How people used APIs always intrigued the hell out of me, and then I discovered Zapier. With Zapier, you can easily link multiple services together so that information flows freely in between various apps that you use. For example, we use a Typeform that adds the email to a mad mimi list, which also adds that contact in Nimble, letting us know that the individual was added from the Typeform on our website. It is similar to IFTTT, but with a much greater library of uses. You can have a few “zaps” set up and running for free, but if you need more connections plans start at $20/month. Most apps in this section can be connected together using Zapier so that actions in any app could trigger actions or send information to other apps.
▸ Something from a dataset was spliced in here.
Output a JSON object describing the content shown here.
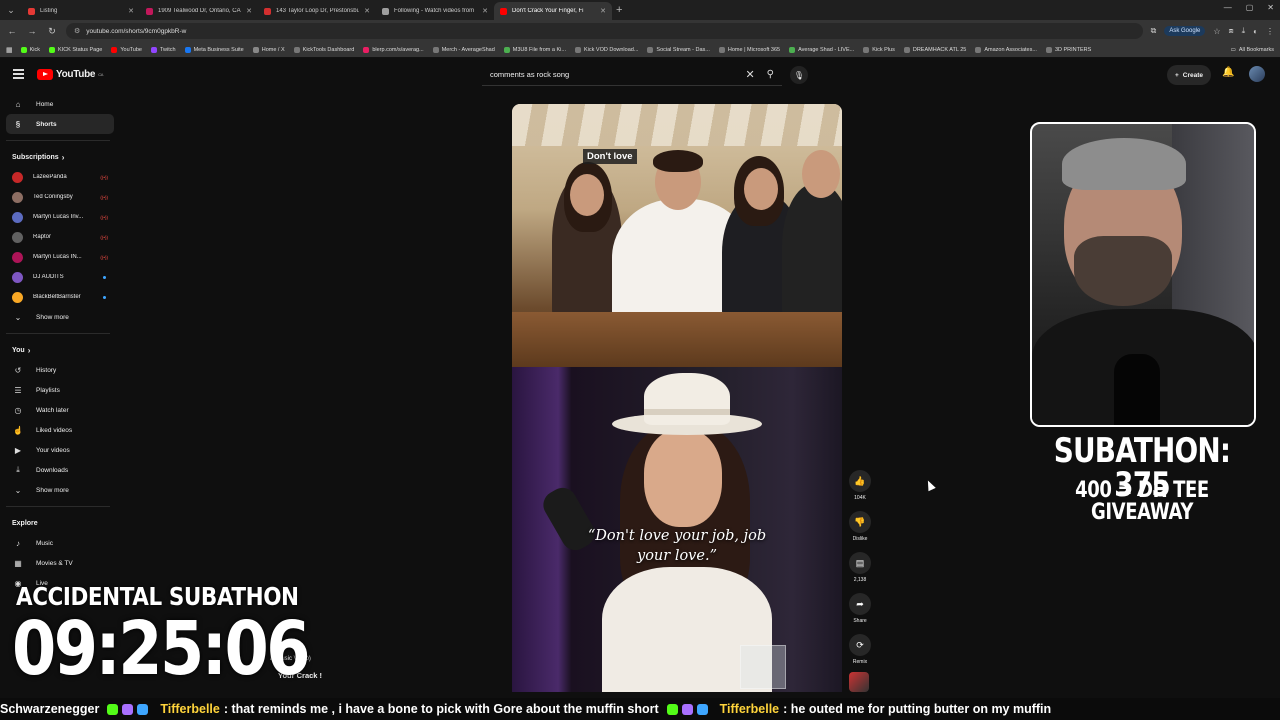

Revenue, costs, invoices, bills. The reason I did not bother with the basic accounting stuff was that I simply did not know what to use in order to make it simple. Accounting apps were expensive and clunky and ran off local databases which were prone to problems. It is only since cloud accounting apps like Xero came into existence that I seriously started keeping track of my financials seeing as it became borderline automatic for me to do. On the other hand, if you just want to keep track of personal things, check out mint.com
Let’s face it; Social media is important no matter what you do. It is called “social” for a reason because that is exactly what it is. It is a way to express your voice online and that helps attract an audience for your service/ideas/products or can be used to generate overall awareness around certain issues. That being said, nobody has the time to sit there all day and actually post things on a regular basis, so how do most brands, pages, and celebrities (or their PR agents) do it? They schedule everything in advance using tools like Buffer. It’s pretty straightforward to use when you connect your social media profiles and it is entirely worth the $10/month it costs.
You have a calendar and you have people that want to schedule some time with for a call, meeting, interview, or whatever it could be. How do you coordinate? Well, you could email back and fourth trying to set up a time that is convenient for the both of you which could take a while to decide on, or you can simply setup an appointment scheduler that gives people the option to pick a timeslot based on your availabilities. It even syncs with Google Calendar so that if you manually create a new event on Google, it will block out that time on Calendly. Calendly is free if you create only one appointment type. Premium gives you a couple of extra use features and costs $10/month
Everyone has knowledge to offer other people and for a yearly payment of $297 you can host an unlimited amount of webinars with an unlimited amount of people. This allows you to build any other kind of service or product around sharing digital knowledge. WebinarJam is basically a plugin for Google Hangouts, which means Google is doing the heavy lifting of the webinar while WebinarJam is giving you the tools to organize and host it. They offer a 30-day refund and if you want to give it a shot you can sign up for that here.
Setting these up can be a long process, but with even just a handful of these top productivity apps you are bound to save time and it will help free you from distractions by streamlining your work into a semi-automated workflow.
If software and systems setup isn’t you’re thing, we do offer installation services for entrepreneurs and business owners who would rather let the professionals take care of making sure everything works well together so that you could focus on doing what you do best instead.